Mercer, Patrick
Miller, Mrs. Maria
Milton, Anne
Mitchell, Mr. Andrew
Moore, Mr. Michael
Moss, Mr. Malcolm
Mulholland, Greg
Mundell, David
Murrison, Dr. Andrew
Neill, Robert
O'Brien, Mr. Stephen
Öpik, Lembit
Ottaway, Richard
Paice, Mr. James
Paterson, Mr. Owen
Pelling, Mr. Andrew
Penrose, John
Pickles, Mr. Eric
Price, Adam
Prisk, Mr. Mark
Pritchard, Mark
Pugh, Dr. John
Randall, Mr. John
Redwood, rh Mr. John
Reid, Mr. Alan
Robathan, Mr. Andrew
Robertson, Hugh
Robertson, Mr. Laurence
Rogerson, Dan
Rosindell, Andrew
Rowen, Paul
Ruffley, Mr. David
Russell, Bob

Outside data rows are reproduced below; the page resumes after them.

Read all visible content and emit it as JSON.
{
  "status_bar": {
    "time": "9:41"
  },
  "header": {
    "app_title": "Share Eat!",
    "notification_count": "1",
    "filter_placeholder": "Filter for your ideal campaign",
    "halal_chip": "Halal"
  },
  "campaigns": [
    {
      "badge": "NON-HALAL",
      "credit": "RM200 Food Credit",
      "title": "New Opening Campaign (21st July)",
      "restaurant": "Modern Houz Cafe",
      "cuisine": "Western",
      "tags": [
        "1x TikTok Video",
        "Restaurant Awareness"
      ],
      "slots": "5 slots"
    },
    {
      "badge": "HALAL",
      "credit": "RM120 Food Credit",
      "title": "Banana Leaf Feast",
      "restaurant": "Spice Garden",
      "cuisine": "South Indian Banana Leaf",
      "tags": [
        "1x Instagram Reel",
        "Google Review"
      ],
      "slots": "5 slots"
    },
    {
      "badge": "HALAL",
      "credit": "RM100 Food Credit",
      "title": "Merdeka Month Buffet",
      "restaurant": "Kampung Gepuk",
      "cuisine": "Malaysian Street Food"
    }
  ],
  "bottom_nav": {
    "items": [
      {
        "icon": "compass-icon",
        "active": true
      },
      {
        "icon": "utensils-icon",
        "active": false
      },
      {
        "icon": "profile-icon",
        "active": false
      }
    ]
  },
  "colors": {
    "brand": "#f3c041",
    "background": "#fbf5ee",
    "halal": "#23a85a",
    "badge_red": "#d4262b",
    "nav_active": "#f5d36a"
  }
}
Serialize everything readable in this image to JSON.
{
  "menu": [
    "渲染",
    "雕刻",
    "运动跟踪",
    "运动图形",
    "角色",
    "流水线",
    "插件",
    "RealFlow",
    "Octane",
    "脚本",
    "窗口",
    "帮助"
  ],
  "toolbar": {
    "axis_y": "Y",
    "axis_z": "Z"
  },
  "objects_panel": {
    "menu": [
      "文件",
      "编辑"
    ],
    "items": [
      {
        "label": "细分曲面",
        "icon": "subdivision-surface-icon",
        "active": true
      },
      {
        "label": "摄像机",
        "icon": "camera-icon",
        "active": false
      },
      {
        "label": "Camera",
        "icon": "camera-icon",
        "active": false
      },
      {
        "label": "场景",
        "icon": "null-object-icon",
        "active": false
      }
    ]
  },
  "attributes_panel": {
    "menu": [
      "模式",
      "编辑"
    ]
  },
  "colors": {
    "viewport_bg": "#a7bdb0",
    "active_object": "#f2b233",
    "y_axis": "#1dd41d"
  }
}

Sanders, Mr. Adrian
Scott, Mr. Lee
Selous, Andrew
Shapps, Grant
Shepherd, Mr. Richard
Simmonds, Mark
Smith, Sir Robert
Spicer, Sir Michael
Spring, Mr. Richard
Stanley, rh Sir John
Steen, Mr. Anthony
Streeter, Mr. Gary
Stunell, Andrew
Swayne, Mr. Desmond
Swinson, Jo
Swire, Mr. Hugo
Syms, Mr. Robert
Tapsell, Sir Peter
Taylor, Mr. Ian
Taylor, Matthew
Taylor, Dr. Richard
Teather, Sarah
Thurso, John
Timpson, Mr. Edward
Tredinnick, David
Turner, Mr. Andrew
Vara, Mr. Shailesh
Viggers, Sir Peter
Villiers, Mrs. Theresa
Walker, Mr. Charles
Wallace, Mr. Ben
Walter, Mr. Robert
Watkinson, Angela
Webb, Steve
Whittingdale, Mr. John
Wiggin, Bill
Willetts, Mr. David
Williams, Hywel
Williams, Mark
Williams, Mr. Roger
Williams, Stephen
Willis, Mr. Phil
Willott, Jenny
Wilshire, Mr. David
Wilson, Mr. Rob
Wilson, Sammy
Winterton, Ann
Winterton, Sir Nicholas
Wright, Jeremy
Yeo, Mr. Tim
Young, rh Sir George
Tellers for the Noes:

Mr. Brooks Newmark and
James Duddridge
Question accordingly agreed to.
Next Section Index Home Page